Is Dark Matter Fact or Fantasy -- Clues from the Data

Prof. Philip Mannheim (host Bender), University of Connecticut
October 19, 2018 at 2:15 pm
241 Compton
Event Description 

In a recent paper McGaugh, Lelli, and Schombert showed that in an empirical plot of the observed centripetal accelerations in spiral galaxies against those predicted by the Newtonian gravity of the luminous matter in those galaxies the data points occupied a remarkably narrow band. While one could summarize the mean properties of the band by drawing a single mean curve through it, by fitting the band with the illustrative conformal gravity theory with fits that fill out the width of the band we show here that the width of the band is just as physically significant. We show that at very low luminous Newtonian accelerations the plot can become independent of the luminous Newtonian contribution altogether, but still be non-trivial due to the contribution of matter outside of the galaxies (viz. the rest of the visible universe). We present a new empirical plot of the difference between the observed centripetal accelerations and the luminous Newtonian expectations as a function of distance from the centers of galaxies, and show that at distances greater than 10 kpc the plot also occupies a remarkably narrow band, one even close to constant. Using the conformal gravity theory we provide a first principles derivation of the empirical Tully-Fisher relation.
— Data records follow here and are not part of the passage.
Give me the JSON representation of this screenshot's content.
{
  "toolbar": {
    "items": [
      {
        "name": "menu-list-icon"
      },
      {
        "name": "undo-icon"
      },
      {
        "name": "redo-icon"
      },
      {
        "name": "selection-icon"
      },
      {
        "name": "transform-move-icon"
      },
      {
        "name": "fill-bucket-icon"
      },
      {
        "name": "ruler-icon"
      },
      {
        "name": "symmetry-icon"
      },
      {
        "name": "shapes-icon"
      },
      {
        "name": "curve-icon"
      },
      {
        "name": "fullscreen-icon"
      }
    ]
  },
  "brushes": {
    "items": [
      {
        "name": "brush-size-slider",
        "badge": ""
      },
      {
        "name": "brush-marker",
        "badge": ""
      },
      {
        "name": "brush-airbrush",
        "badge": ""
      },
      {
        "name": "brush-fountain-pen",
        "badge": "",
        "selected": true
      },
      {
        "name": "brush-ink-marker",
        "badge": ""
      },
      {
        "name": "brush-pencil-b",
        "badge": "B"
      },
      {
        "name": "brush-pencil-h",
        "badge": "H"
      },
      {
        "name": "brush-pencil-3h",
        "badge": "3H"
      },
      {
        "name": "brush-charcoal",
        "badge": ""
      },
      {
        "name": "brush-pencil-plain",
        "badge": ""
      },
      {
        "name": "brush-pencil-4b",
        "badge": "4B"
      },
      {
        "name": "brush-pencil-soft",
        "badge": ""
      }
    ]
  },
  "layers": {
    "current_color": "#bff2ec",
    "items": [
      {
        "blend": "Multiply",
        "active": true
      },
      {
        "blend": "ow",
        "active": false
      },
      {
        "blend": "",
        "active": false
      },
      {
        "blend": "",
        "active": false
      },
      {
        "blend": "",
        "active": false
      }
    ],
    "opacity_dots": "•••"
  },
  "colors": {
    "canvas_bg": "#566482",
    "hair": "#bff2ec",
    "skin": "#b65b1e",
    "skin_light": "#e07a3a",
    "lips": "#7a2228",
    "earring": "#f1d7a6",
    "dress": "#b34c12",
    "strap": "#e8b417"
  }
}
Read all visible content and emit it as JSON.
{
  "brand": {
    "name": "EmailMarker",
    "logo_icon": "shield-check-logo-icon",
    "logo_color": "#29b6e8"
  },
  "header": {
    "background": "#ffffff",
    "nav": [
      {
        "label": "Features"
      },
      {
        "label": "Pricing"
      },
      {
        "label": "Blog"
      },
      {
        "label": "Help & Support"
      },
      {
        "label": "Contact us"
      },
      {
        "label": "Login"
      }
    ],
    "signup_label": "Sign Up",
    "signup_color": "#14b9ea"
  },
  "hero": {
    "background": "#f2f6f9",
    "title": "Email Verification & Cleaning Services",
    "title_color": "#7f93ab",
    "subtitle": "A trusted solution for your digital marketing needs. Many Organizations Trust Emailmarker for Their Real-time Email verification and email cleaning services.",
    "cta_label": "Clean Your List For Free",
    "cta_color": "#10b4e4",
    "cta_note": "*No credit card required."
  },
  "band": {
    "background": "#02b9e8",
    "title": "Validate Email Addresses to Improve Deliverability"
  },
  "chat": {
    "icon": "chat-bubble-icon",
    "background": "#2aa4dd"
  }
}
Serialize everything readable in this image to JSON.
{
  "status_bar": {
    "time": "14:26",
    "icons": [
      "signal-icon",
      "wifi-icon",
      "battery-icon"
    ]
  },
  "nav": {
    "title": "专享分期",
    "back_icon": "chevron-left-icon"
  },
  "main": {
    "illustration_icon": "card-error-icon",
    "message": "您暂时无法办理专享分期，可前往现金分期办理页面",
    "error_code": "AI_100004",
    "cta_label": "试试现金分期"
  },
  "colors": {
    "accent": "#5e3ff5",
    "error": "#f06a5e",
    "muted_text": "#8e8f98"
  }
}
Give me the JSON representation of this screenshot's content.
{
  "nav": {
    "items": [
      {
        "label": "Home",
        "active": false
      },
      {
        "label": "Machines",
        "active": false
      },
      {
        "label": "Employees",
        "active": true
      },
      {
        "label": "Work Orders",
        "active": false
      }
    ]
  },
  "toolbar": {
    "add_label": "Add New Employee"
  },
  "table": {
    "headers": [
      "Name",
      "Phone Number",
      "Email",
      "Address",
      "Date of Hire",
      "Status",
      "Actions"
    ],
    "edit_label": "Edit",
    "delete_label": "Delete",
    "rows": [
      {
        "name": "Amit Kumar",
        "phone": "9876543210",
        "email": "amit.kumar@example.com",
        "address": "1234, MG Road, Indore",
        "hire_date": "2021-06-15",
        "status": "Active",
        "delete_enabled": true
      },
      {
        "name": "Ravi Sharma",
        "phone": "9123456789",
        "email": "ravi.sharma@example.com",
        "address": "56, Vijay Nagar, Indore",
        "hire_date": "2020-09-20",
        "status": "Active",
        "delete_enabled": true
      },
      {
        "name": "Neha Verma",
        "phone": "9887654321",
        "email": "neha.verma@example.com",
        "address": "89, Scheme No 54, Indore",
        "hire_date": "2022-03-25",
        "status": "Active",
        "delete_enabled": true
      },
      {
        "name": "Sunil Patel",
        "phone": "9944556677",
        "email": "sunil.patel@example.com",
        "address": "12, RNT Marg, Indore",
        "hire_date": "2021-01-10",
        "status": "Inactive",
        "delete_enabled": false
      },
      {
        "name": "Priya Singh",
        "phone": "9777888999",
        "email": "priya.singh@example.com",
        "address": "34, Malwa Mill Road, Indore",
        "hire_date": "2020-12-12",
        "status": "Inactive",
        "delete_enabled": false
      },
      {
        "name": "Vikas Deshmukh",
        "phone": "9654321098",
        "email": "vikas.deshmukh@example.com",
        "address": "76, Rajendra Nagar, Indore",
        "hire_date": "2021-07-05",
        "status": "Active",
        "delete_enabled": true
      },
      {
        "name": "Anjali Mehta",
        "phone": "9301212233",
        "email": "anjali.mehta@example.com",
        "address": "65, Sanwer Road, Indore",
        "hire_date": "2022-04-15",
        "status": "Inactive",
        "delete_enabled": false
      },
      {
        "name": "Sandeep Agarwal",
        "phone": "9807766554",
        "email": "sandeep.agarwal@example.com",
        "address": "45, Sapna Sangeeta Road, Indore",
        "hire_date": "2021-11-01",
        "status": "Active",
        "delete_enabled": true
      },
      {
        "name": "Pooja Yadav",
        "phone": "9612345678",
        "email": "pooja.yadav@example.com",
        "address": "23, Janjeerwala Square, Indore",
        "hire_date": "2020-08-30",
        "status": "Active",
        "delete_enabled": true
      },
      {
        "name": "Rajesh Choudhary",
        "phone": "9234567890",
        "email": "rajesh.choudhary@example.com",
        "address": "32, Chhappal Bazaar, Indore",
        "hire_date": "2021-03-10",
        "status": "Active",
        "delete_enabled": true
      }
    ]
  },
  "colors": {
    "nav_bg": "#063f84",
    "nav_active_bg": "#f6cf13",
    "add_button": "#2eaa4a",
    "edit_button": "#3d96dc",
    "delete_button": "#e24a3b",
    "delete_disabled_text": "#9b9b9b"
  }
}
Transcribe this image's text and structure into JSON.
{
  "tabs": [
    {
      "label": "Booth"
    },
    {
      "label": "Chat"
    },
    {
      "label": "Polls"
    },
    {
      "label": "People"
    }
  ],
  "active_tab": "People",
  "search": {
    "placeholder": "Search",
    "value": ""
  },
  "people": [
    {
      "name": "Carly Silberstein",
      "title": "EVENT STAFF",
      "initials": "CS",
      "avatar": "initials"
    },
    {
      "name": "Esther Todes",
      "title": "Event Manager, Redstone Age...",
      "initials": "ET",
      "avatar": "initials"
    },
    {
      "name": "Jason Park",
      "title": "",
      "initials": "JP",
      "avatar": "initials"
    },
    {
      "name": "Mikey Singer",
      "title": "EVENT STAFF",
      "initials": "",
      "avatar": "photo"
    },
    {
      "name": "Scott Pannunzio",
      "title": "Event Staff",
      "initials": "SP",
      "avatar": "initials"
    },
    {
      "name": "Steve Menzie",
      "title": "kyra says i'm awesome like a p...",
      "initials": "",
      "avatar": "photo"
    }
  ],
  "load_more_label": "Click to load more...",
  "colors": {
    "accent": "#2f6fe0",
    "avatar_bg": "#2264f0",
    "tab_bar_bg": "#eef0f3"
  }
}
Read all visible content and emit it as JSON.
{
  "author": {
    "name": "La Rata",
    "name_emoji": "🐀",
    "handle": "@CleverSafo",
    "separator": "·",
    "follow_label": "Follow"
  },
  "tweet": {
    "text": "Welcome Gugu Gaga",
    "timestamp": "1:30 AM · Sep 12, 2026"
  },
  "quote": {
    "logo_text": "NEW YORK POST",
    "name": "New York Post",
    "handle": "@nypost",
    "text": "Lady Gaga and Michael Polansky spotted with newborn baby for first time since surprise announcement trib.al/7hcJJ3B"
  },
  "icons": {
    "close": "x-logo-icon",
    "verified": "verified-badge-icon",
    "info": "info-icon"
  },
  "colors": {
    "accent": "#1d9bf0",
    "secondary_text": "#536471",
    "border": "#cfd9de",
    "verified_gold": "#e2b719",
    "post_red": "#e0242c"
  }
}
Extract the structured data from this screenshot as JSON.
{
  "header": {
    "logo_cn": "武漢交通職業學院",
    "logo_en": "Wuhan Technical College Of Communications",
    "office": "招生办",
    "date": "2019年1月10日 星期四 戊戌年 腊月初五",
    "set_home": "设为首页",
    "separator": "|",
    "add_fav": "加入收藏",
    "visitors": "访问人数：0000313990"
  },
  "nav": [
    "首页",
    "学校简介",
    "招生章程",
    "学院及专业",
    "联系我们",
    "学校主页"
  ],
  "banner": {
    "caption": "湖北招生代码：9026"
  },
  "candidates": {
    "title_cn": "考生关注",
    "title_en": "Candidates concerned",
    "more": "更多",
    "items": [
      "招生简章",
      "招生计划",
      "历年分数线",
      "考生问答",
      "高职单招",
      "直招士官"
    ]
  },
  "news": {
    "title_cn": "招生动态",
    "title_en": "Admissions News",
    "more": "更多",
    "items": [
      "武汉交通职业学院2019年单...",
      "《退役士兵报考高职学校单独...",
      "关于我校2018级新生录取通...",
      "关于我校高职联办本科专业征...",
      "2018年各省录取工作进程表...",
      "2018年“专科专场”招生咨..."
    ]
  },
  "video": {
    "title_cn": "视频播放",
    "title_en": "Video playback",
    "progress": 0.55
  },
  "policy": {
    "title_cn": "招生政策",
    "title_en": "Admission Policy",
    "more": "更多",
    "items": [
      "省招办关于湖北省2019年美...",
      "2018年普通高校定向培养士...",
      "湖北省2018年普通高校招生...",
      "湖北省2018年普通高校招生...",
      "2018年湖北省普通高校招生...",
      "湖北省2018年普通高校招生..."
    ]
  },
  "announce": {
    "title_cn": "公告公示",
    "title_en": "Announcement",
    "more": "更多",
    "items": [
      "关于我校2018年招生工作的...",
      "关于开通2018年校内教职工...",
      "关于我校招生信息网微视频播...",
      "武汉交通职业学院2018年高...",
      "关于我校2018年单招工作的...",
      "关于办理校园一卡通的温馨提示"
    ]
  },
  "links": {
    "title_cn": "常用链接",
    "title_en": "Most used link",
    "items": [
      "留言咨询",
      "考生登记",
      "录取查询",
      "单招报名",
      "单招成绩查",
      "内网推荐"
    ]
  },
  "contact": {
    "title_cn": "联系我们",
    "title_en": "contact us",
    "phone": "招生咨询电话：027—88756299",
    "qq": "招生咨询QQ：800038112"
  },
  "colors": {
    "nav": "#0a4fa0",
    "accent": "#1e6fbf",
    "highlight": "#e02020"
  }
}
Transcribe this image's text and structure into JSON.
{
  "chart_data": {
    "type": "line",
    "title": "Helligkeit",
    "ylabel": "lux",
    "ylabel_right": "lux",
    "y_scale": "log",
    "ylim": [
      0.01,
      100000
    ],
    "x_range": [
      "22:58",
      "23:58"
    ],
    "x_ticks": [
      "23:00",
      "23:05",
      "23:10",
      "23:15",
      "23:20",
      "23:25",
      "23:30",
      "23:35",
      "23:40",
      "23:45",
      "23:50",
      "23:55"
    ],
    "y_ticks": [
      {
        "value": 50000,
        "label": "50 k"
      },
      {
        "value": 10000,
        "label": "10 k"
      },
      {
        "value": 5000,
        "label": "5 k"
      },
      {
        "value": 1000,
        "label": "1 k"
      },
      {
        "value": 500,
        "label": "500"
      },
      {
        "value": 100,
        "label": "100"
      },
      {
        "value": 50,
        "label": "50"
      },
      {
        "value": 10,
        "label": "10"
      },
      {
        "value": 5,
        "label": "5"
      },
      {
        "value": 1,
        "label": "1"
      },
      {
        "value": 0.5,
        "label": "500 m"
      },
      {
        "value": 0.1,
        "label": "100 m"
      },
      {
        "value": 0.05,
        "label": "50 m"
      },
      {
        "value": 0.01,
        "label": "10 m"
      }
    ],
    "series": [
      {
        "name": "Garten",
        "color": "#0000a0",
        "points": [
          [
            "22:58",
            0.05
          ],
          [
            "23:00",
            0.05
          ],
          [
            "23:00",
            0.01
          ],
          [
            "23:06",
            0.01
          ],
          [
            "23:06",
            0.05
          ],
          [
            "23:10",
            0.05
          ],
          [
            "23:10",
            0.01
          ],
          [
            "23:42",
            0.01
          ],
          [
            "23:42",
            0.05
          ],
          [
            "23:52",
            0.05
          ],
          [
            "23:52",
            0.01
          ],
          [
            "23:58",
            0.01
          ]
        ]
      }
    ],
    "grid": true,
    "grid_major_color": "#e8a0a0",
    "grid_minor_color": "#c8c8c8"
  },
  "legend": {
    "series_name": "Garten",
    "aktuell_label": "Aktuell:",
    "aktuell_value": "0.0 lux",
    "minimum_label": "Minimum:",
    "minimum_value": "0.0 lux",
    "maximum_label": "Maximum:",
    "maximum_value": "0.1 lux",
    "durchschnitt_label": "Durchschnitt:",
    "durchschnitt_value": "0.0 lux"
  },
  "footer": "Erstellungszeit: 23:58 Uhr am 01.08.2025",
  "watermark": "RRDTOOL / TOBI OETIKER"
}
We identify a contribution to galactic rotation curves coming from the rest of the visible Universe, and suggest that dark matter is just an attempt to describe this global effect in terms of standard Newtonian gravity within galaxies.

Coffee: 2:00 pm, 241 Compton